**Work task:**
Scan the data below and state how many of its lines contain the word "title", giving only the figure.

**Extracted data:**
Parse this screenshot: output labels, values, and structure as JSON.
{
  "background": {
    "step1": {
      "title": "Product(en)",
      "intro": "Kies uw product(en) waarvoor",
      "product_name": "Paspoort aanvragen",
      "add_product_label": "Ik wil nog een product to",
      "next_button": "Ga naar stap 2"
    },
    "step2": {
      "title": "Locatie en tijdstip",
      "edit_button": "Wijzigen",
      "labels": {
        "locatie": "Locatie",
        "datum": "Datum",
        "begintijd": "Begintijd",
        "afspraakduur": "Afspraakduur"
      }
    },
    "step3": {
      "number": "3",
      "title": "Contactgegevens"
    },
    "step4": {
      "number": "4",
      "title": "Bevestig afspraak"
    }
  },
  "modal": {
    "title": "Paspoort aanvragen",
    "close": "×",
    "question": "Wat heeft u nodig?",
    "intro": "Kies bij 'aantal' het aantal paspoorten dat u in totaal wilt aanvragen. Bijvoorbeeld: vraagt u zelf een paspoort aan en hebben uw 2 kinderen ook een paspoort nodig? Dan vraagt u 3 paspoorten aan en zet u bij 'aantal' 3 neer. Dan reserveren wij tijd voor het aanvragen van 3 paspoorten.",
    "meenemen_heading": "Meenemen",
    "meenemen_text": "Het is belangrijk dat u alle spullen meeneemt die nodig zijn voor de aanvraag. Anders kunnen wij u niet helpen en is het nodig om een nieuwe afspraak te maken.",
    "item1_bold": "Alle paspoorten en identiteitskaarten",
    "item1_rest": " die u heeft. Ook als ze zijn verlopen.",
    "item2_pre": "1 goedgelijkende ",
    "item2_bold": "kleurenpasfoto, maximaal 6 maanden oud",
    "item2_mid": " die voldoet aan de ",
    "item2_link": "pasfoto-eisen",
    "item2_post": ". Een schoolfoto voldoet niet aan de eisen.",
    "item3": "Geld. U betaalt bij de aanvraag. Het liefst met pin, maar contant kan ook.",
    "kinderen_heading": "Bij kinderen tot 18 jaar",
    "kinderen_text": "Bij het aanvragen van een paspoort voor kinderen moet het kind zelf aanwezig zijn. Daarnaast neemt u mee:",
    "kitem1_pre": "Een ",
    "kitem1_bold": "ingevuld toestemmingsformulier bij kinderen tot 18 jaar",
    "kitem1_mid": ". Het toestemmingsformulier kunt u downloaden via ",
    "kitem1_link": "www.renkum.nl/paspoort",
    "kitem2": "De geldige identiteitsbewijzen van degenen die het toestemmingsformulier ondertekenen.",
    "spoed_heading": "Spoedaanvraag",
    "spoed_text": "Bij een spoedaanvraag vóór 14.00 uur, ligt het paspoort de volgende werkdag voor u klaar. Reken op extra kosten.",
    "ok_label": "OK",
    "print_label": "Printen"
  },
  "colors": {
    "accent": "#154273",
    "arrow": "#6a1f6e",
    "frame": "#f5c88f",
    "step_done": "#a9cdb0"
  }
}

**Written solution:**
5